The whole listing that follows should be printed again, unchanged.

--- START ---

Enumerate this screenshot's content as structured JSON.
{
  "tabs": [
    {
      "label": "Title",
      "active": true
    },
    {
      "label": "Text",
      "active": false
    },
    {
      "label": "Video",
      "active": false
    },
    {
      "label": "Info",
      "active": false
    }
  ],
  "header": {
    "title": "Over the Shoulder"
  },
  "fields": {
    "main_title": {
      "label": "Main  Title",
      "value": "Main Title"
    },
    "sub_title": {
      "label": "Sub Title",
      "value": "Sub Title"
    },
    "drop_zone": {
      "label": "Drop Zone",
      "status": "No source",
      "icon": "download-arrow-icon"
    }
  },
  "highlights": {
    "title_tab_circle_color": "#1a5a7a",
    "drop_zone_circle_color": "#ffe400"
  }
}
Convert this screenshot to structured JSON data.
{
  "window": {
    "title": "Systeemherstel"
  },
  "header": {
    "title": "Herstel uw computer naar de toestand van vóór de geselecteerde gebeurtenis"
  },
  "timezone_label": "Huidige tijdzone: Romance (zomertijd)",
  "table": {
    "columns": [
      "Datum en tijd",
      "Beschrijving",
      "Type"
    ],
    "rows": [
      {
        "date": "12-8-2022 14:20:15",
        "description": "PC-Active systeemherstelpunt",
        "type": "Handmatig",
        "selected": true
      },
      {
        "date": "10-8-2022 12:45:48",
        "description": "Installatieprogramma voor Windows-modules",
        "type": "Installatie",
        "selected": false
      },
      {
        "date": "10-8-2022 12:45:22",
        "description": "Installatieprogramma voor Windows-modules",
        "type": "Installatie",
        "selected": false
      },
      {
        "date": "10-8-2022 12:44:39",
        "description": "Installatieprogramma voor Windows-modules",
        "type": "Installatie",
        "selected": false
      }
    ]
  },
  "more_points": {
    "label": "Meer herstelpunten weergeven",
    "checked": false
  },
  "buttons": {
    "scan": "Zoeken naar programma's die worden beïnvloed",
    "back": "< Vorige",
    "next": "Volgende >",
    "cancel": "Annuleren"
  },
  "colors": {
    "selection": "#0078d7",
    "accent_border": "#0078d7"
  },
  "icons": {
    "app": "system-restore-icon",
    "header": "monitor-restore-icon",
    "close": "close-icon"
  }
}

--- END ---

■ **Solution**
Enumerate this screenshot's content as structured JSON.
{
  "tabs": [
    {
      "label": "Title",
      "active": true
    },
    {
      "label": "Text",
      "active": false
    },
    {
      "label": "Video",
      "active": false
    },
    {
      "label": "Info",
      "active": false
    }
  ],
  "header": {
    "title": "Over the Shoulder"
  },
  "fields": {
    "main_title": {
      "label": "Main  Title",
      "value": "Main Title"
    },
    "sub_title": {
      "label": "Sub Title",
      "value": "Sub Title"
    },
    "drop_zone": {
      "label": "Drop Zone",
      "status": "No source",
      "icon": "download-arrow-icon"
    }
  },
  "highlights": {
    "title_tab_circle_color": "#1a5a7a",
    "drop_zone_circle_color": "#ffe400"
  }
}
Convert this screenshot to structured JSON data.
{
  "window": {
    "title": "Systeemherstel"
  },
  "header": {
    "title": "Herstel uw computer naar de toestand van vóór de geselecteerde gebeurtenis"
  },
  "timezone_label": "Huidige tijdzone: Romance (zomertijd)",
  "table": {
    "columns": [
      "Datum en tijd",
      "Beschrijving",
      "Type"
    ],
    "rows": [
      {
        "date": "12-8-2022 14:20:15",
        "description": "PC-Active systeemherstelpunt",
        "type": "Handmatig",
        "selected": true
      },
      {
        "date": "10-8-2022 12:45:48",
        "description": "Installatieprogramma voor Windows-modules",
        "type": "Installatie",
        "selected": false
      },
      {
        "date": "10-8-2022 12:45:22",
        "description": "Installatieprogramma voor Windows-modules",
        "type": "Installatie",
        "selected": false
      },
      {
        "date": "10-8-2022 12:44:39",
        "description": "Installatieprogramma voor Windows-modules",
        "type": "Installatie",
        "selected": false
      }
    ]
  },
  "more_points": {
    "label": "Meer herstelpunten weergeven",
    "checked": false
  },
  "buttons": {
    "scan": "Zoeken naar programma's die worden beïnvloed",
    "back": "< Vorige",
    "next": "Volgende >",
    "cancel": "Annuleren"
  },
  "colors": {
    "selection": "#0078d7",
    "accent_border": "#0078d7"
  },
  "icons": {
    "app": "system-restore-icon",
    "header": "monitor-restore-icon",
    "close": "close-icon"
  }
}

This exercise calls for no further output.